Attendees look over hand guns in the Smith & Wesson booth on the exhibition floor of the 144th National Rifle Association (NRA Annual Meetings and Exhibits at the Music City Center in Nashville, Tennessee, U.S., on Saturday, April 11, 2015. Top Republican contenders for their party's 2016 presidential nomination are lining up to speak at the annual NRA event, except New Jersey Governor Chris Christie and Kentucky Senator Rand Paul, who were snubbed by the country's largest and most powerful gun lobby. Photographer: Daniel Acker/Bloomberg/Bloomberg)

Shares of some gun makers appear to have spiked shortly after news of a mass shooting in  San Bernardino, Calif.

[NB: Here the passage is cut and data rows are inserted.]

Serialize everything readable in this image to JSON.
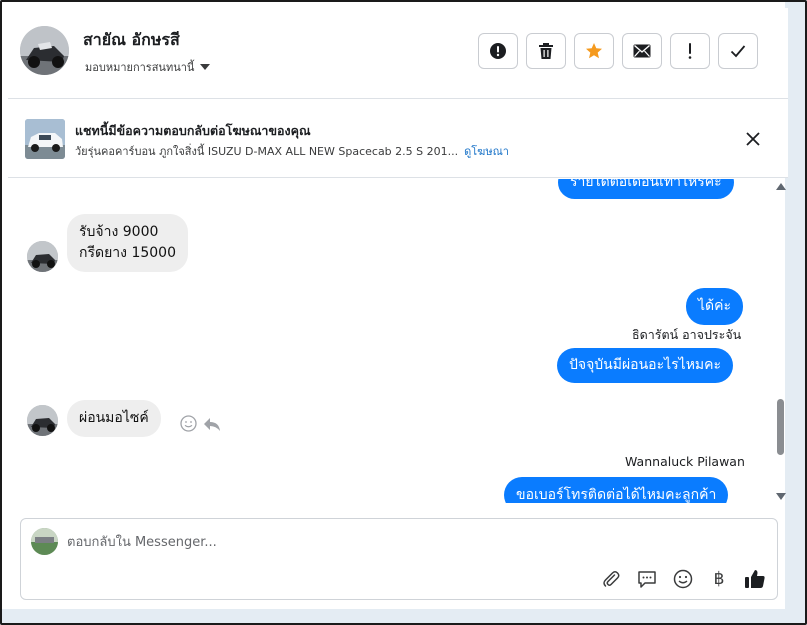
{
  "header": {
    "contact_name": "สายัณ อักษรสี",
    "assign_label": "มอบหมายการสนทนานี้",
    "actions": [
      {
        "name": "report-button",
        "icon": "exclamation-circle-icon"
      },
      {
        "name": "delete-button",
        "icon": "trash-icon"
      },
      {
        "name": "star-button",
        "icon": "star-icon",
        "color": "#f59a1e"
      },
      {
        "name": "mark-unread-button",
        "icon": "envelope-icon"
      },
      {
        "name": "follow-up-button",
        "icon": "exclamation-icon"
      },
      {
        "name": "mark-done-button",
        "icon": "checkmark-icon"
      }
    ]
  },
  "ad_banner": {
    "title": "แชทนี้มีข้อความตอบกลับต่อโฆษณาของคุณ",
    "subtitle": "วัยรุ่นคอคาร์บอน ภูกใจสิ่งนี้ ISUZU D-MAX ALL NEW Spacecab 2.5 S 201...",
    "link": "ดูโฆษณา"
  },
  "messages": {
    "partial_top": "รายได้ต่อเดือนเท่าไหร่คะ",
    "in_1_line_1": "รับจ้าง 9000",
    "in_1_line_2": "กรีดยาง 15000",
    "out_1": "ได้ค่ะ",
    "sender_1": "ธิดารัตน์ อาจประจัน",
    "out_2": "ปัจจุบันมีผ่อนอะไรไหมคะ",
    "in_2": "ผ่อนมอไซค์",
    "sender_2": "Wannaluck Pilawan",
    "out_3": "ขอเบอร์โทรติดต่อได้ไหมคะลูกค้า"
  },
  "composer": {
    "placeholder": "ตอบกลับใน Messenger...",
    "value": "",
    "tools": [
      "paperclip-icon",
      "speech-bubble-icon",
      "emoji-icon",
      "baht-icon",
      "thumbs-up-icon"
    ],
    "baht_symbol": "฿"
  },
  "colors": {
    "accent": "#0a7cff",
    "link": "#1a73c8",
    "star": "#f59a1e"
  }
}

CNBC's Carl Quintanilla points out that Smith & Wesson's stock jumped roughly 1 percent in the minutes after word of the shooting got out, at around 2 p.m. Eastern. (It's now trading at half a percent below its opening price.)

Meanwhile, shares of Ruger also jumped 1 percent and continued rising through the end of the day.


It's hard to say anything definitive about why the stock prices went up or down. There are only a handful of publicly traded gun companies — one of the few others, Olin Corporation, ended the day down 1.4 percent. Regardless, my colleague Jim Tankersley has noted previously that the past few years have been good for gun investors.


Mass shootings have  had a predictable effect on gun sales. They almost always go up, whether you're talking about Aurora, Columbine, or Virginia Tech. And some may attempt to argue that the recent shootings in Colorado near a Planned Parenthood may lead to similar results — though it's clear that Black Friday is correlated with higher gun sales relative to the rest of the year, anyway.